    The University places a high priority on approaches to learning and teaching that enhance the student experience. Feedback is sought from students in a variety of ways including on-going engagement with staff, the use of online discussion boards and the use of Student Experience of Learning and Teaching (SELT) surveys as well as GOS surveys and Program reviews.

    SELTs are an important source of information to inform individual teaching practice, decisions about teaching duties, and course and program curriculum design. They enable the University to assess how effectively its learning environments and teaching practices facilitate student engagement and learning outcomes. Under the current SELT Policy (http://www.adelaide.edu.au/policies/101/) course SELTs are mandated and must be conducted at the conclusion of each term/semester/trimester for every course offering. Feedback on issues raised through course SELT surveys is made available to enrolled students through various resources (e.g. MyUni). In addition aggregated course SELT data is available.

  • Student Support
  • Policies & Guidelines
  • Fraud Awareness

    Students are reminded that in order to maintain the academic integrity of all programs and courses, the university has a zero-tolerance approach to students offering money or significant value goods or services to any staff member who is involved in their teaching or assessment. Students offering lecturers or tutors or professional staff anything more than a small token of appreciation is totally unacceptable, in any circumstances. Staff members are obliged to report all such incidents to their supervisor/manager, who will refer them for action under the university's student’s disciplinary procedures.

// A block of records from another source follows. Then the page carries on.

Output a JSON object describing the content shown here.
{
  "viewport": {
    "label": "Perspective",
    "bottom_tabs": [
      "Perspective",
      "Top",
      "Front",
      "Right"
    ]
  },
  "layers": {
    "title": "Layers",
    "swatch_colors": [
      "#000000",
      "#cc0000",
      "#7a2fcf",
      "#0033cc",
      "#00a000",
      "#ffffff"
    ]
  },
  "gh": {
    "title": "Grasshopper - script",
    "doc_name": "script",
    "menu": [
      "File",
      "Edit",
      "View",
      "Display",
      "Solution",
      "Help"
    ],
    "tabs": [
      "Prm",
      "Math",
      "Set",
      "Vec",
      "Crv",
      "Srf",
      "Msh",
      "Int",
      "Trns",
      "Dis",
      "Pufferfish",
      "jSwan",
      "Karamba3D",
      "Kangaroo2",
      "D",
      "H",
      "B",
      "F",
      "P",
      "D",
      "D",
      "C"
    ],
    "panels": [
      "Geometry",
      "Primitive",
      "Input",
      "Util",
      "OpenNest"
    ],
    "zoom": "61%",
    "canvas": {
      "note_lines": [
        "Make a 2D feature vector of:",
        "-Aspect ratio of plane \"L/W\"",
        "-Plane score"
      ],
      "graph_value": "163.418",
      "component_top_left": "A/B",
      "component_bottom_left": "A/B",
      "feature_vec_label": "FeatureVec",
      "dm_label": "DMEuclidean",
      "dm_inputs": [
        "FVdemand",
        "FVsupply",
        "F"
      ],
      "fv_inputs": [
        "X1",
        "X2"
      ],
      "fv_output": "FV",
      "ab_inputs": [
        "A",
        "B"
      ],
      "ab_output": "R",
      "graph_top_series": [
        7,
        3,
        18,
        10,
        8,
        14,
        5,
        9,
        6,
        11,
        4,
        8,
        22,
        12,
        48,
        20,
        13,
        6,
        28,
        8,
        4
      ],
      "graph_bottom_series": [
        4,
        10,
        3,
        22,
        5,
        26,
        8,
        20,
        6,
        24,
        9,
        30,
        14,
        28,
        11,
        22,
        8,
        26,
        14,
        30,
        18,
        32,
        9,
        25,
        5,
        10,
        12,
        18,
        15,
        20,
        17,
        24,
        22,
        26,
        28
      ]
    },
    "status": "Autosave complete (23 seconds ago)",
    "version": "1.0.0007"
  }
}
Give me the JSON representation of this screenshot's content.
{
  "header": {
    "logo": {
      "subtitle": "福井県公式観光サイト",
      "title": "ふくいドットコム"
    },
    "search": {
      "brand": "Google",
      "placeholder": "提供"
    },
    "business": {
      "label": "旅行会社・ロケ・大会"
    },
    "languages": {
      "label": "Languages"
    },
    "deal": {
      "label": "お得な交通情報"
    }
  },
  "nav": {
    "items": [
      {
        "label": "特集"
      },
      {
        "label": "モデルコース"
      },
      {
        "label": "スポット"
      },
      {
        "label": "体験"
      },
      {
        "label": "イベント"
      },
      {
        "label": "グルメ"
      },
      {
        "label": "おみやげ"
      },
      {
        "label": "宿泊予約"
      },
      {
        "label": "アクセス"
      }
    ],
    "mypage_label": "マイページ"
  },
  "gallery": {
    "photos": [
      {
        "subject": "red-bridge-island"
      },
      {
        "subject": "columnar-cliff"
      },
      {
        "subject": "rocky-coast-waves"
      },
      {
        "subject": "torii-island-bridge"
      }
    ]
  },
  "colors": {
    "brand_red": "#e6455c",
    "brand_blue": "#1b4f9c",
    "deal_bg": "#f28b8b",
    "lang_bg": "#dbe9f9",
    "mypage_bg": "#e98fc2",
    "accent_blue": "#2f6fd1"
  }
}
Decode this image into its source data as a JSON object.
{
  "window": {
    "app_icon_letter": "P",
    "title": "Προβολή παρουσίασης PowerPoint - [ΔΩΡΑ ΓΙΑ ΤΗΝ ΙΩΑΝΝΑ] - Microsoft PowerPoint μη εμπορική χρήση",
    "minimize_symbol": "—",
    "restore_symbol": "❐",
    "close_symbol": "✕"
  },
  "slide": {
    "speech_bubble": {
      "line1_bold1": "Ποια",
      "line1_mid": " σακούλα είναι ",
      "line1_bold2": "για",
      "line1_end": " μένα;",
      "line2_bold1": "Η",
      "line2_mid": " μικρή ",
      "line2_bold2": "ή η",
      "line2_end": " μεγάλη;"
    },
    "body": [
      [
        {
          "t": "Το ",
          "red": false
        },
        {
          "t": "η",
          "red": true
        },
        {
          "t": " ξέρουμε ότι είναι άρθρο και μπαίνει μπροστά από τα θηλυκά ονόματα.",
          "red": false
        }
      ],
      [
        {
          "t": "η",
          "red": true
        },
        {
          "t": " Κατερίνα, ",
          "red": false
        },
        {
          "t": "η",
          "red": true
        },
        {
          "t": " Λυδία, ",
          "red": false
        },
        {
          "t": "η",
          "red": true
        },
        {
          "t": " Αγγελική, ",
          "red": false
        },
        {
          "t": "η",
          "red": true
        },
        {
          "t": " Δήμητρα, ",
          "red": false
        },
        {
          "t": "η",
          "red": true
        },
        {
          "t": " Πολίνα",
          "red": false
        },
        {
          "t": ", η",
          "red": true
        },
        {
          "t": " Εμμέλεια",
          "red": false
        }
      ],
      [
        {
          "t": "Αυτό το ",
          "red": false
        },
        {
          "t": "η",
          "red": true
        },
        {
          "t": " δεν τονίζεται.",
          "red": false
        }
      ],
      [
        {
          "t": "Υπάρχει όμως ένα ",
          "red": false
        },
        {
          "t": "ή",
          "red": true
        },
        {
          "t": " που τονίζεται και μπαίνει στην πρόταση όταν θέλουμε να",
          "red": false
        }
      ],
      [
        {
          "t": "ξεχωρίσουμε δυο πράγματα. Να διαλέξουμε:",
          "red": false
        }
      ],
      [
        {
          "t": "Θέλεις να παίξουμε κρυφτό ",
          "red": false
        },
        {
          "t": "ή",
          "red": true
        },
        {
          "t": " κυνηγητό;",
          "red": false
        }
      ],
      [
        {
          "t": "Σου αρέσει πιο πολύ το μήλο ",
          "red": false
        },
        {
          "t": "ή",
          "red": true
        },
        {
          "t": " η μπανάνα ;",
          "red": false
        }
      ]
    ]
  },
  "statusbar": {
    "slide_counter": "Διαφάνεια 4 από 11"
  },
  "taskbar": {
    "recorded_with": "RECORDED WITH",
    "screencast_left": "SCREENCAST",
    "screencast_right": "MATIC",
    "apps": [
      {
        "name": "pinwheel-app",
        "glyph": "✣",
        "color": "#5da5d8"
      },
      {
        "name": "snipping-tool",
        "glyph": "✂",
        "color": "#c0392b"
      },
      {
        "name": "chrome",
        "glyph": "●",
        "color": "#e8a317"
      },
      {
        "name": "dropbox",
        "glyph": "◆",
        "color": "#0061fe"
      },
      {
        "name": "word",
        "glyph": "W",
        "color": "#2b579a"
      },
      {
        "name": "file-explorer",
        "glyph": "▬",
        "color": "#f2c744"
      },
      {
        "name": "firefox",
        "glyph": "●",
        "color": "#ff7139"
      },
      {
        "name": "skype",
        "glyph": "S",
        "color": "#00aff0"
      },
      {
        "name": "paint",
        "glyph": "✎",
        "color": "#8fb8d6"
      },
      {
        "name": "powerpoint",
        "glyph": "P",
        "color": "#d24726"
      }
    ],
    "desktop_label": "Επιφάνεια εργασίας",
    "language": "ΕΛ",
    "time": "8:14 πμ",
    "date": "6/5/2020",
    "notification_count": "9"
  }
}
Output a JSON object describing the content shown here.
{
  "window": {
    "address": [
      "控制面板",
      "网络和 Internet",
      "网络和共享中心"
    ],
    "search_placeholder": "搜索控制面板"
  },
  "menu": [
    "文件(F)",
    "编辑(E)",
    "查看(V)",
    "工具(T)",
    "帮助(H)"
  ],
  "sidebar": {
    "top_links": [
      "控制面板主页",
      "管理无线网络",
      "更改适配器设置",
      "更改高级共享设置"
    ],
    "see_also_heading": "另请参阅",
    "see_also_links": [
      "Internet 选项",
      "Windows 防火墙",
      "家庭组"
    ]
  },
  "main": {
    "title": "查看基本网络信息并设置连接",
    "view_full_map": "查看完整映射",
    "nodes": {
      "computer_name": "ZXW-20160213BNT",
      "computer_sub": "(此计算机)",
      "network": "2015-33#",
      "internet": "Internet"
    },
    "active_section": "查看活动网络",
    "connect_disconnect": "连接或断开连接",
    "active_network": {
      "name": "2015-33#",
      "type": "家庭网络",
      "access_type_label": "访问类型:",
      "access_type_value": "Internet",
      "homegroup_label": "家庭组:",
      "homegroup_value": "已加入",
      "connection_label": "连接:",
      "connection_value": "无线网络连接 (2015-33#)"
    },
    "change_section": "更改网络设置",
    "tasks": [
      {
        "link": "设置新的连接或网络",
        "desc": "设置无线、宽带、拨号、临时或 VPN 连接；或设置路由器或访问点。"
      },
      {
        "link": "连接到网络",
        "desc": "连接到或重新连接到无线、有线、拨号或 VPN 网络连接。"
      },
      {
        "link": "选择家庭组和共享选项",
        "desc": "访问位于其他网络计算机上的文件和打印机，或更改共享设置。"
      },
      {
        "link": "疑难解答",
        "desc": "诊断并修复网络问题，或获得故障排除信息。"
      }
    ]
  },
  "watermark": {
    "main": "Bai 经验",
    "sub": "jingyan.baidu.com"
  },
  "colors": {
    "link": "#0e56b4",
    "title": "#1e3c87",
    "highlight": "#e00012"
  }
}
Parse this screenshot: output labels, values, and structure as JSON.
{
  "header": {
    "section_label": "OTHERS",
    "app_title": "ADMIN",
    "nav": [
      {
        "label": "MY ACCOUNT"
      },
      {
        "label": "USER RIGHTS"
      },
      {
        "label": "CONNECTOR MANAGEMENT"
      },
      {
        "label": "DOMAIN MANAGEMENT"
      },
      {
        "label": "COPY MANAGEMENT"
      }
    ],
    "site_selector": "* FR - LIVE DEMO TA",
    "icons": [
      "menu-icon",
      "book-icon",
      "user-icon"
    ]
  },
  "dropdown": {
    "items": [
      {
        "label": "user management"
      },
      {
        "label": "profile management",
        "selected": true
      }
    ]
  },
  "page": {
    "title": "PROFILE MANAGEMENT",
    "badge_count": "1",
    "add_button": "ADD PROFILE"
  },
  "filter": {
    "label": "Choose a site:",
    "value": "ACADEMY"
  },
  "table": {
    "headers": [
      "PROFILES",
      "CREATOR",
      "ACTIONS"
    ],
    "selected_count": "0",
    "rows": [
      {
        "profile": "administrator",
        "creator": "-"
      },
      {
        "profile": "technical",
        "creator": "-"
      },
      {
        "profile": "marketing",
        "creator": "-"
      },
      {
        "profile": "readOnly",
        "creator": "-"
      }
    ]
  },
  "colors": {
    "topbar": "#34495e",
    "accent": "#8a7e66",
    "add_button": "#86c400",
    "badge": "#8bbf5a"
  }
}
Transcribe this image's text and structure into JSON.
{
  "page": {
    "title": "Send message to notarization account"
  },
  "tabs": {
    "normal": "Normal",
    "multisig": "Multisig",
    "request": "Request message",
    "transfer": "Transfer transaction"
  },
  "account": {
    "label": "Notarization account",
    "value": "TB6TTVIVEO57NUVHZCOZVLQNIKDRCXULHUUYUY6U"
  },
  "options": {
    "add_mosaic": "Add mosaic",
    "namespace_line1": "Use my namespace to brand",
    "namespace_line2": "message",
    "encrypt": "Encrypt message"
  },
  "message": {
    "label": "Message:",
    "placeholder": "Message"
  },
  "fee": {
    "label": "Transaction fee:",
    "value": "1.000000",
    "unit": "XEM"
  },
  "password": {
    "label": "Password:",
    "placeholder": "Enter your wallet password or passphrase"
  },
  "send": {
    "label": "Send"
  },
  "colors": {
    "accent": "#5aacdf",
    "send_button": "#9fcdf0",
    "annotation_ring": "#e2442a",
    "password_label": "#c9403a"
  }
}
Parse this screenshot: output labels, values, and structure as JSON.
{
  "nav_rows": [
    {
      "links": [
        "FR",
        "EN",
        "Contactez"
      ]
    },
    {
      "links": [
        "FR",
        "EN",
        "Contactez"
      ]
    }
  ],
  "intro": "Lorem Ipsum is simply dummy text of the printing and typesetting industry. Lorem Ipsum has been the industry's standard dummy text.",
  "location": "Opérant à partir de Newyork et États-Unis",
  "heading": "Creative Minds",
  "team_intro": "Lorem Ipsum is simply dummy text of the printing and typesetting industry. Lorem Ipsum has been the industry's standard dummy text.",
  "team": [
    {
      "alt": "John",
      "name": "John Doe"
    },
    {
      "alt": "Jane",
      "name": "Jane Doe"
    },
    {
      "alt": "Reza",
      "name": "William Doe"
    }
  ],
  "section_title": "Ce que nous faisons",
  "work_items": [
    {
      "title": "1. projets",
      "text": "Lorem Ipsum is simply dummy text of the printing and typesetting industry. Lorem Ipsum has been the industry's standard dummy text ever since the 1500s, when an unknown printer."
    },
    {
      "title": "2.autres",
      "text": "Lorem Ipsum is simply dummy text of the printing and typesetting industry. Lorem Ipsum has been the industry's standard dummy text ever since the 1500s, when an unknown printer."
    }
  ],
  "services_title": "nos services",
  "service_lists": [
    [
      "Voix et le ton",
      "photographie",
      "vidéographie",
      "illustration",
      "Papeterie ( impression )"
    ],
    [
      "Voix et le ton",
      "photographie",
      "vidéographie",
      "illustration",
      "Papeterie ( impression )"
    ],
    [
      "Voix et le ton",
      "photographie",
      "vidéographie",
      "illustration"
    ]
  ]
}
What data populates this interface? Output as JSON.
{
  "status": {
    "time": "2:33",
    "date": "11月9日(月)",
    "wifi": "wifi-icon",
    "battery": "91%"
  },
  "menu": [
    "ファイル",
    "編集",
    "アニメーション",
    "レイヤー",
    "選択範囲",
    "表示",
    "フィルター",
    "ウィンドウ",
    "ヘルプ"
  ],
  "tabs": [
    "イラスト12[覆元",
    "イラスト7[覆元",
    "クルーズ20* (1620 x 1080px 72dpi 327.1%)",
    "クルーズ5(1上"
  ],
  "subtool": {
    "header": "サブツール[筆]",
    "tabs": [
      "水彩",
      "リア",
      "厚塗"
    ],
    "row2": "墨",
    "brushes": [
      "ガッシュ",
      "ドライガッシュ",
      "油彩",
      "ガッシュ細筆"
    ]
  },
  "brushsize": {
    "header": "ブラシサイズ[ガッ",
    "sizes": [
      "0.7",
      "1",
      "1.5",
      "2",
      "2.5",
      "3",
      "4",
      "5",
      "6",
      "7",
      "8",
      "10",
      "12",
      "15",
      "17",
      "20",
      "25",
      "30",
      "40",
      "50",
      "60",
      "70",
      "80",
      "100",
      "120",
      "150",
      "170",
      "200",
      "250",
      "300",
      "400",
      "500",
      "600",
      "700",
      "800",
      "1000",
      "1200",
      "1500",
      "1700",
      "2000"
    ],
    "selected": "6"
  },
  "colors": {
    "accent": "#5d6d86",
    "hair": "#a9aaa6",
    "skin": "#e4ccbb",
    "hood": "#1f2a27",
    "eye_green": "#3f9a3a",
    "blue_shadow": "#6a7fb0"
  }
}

The University of Adelaide is committed to regular reviews of the courses and programs it offers to students. The University of Adelaide therefore reserves the right to discontinue or vary programs and courses without notice. Please read the important information contained in the disclaimer.